I'd had this "I never finish anyth" postcard up on my wall for a while, and it must have sunk in, because I woke up with a rare urge to write, and out flowed an article about finishing things.

The headline seemed pretty catchy (hat tip to the artist Brad Rose for that) so I decided to post it to Hacker News.

Whilst there are ill-advised ways to game the system, the best way to get to the top of the Hacker News pile is simply to write good, honest content. Just as it is with most writing; I've found that trying to tell stories, rather than simply writing 'articles', usually yields the best results. Whilst that might sound pretty obvious, it took me a while to realise it.

I've had pretty mixed results with posting links to Hacker News in the past, with my story about cycling 100 miles to meet my first customer being the only article to get real traction. 

So as I watched my latest submission sliding down the "New" page, I wasn't holding out much hope. But then it picked up an upvote or two, and then a few more, and suddenly boom, there it was on the front page. 

At this point all pretensions of ignoring vanity metrics went out the window and I logged into Google Analytics for a live view of the traffic. If you've done this before for a site launch you'll know the buzz you get as the little bars march across the screen and the visitor count jumps up and down...

hacker_news_front_page_traffic.png

Pretty exciting stuff, given that my average number of visitors for a single day is currently around 300 people.

It didn't stop there, because the next day "I never finish anyth" was still hovering around the number 10 spot of Hacker News, and clocking up a decent number of hits via Reddit as well.

Total views for the first day in the life of the article: 25,000.

Not bad at all, considering that it usually takes me around six months to clock up that many page views.

Here comes the but...

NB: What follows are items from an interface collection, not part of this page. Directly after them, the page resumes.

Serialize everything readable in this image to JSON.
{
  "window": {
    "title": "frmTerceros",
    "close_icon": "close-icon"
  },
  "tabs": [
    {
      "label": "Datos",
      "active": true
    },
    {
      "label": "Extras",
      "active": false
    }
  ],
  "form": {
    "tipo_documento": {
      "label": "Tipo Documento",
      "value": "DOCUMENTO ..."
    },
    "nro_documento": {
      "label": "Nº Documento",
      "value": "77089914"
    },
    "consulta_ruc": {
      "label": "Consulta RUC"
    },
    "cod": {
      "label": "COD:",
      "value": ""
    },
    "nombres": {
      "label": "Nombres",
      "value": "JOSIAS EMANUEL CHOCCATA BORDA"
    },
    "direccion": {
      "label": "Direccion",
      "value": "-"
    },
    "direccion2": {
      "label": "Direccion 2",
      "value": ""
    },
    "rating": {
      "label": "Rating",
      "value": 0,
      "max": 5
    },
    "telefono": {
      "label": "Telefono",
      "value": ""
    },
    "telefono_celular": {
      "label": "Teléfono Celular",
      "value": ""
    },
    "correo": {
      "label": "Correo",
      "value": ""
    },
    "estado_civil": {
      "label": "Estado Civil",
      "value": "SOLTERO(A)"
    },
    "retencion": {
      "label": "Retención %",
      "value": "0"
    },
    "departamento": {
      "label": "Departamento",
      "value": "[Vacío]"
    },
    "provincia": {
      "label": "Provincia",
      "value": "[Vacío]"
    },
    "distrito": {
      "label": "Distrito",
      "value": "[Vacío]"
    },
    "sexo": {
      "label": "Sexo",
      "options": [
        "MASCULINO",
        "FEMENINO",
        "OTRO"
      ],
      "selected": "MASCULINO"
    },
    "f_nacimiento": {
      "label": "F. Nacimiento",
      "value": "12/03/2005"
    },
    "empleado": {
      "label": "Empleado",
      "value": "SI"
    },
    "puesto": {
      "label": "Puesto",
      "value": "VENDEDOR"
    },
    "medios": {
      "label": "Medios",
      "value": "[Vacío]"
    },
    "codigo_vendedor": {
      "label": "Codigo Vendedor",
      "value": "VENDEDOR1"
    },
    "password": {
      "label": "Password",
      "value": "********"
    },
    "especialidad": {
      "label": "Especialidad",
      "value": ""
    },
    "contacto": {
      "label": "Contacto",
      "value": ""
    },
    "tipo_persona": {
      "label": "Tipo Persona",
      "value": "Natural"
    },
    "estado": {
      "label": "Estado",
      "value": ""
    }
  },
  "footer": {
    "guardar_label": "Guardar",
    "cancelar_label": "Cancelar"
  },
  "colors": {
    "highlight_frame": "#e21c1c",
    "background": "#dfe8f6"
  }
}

People matter more than metrics

Unless you're content farming or a Googlebot, page views don't matter. Likes don't matter. Tweets don't matter. They're just indicators that you're on the right track. 

What matters is helping people. Adding real value. Inspiring people to do stuff.

In the end, I got more satisfaction from another metric (with a count of 1) than I did from all those thousands of page views.

Searching through my referral stats on Monday I found a chunk of traffic coming from a blog post somewhere. It turns out that a guy called Jonathan been inspired to launch the API he'd been working on:

After reading 'I never finish anyth' I felt inspired to go back to what I'd started partway through last year and finish it. I always intended it to be a quick project but never got around to finishing it.

Which in a nutshell, is why I write.

Because there's a chance that somewhere down the line, the words that come out of me (however painful a process it might be) could change someone else's day for the better.

And that feels like magic to me.

If there's a moral to this story, it might look a little like this:

Thinking about writing?

Stop thinking about it and give it a shot.

Write little and often.

Write about what you know.

Write more honestly than you feel comfortable with.

You might be surprised by what happens...